- The Doctor mentions the bad fashion sense of his previous incarnations, in particular the brightly coloured clothes of the Sixth Doctor.
- The Doctor mentions once being grabbed by a Sea Devil.
Real Life Edit
- Don Quixote is mentioned.
Clothes and Fashion Edit
- Lucie Miller wears a Beatles t-shirt.
- Quagreeg is a marsh world in the Sirius system inhabited by unpleasant reptilian life forms who are a gestalt being.
- Spring-Heeled Sophie is a funambulist.
- Telmonium is an incredibly durable and rare extra-terrestrial metal that can only be found on Quagreeg.
- This audio drama was recorded on 21 August 2007 at The Moat Studios.
- This story introduces a third variation of the Eighth Doctor theme tune, composed by Nicholas Briggs and based on the theme tune from the Fourth Doctor era. This replaces the David Arnold theme used from Storm Warning through to Human Resources.
- The story was broadcast on BBC Radio 7 on 19 October 2008.
- The Doctor mentions the cult of Mithras. (AUDIO: Seasons of Fear)
- Different time zones has been created in a similar fashion as in TV: The War Games.
- The Doctor uses his cravat to create a zip wire and slide in a rope from the Wicker Man in the same fashion he does in COMIC: The Forgotten, shouting Geronimo (one of the catchphrases of the Eleventh Doctor).

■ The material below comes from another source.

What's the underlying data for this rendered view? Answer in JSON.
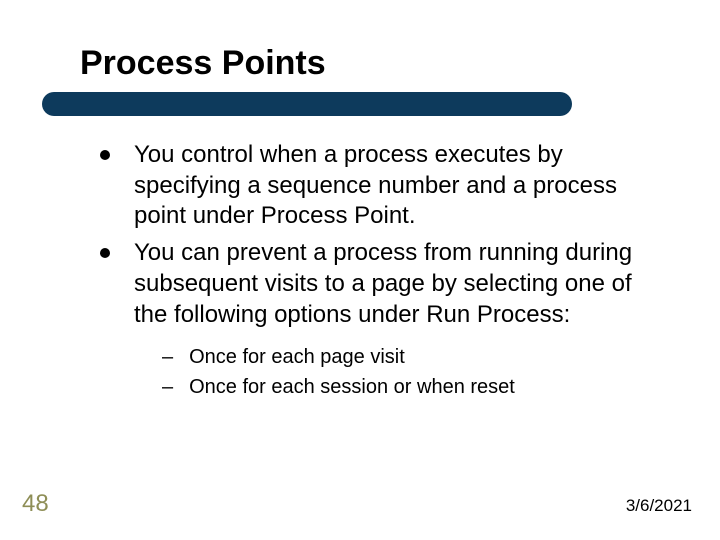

- Official Dead London page at bigfinish.com
- DisContinuity for Dead London at Tetrapyriarbus - The DisContinuity Guide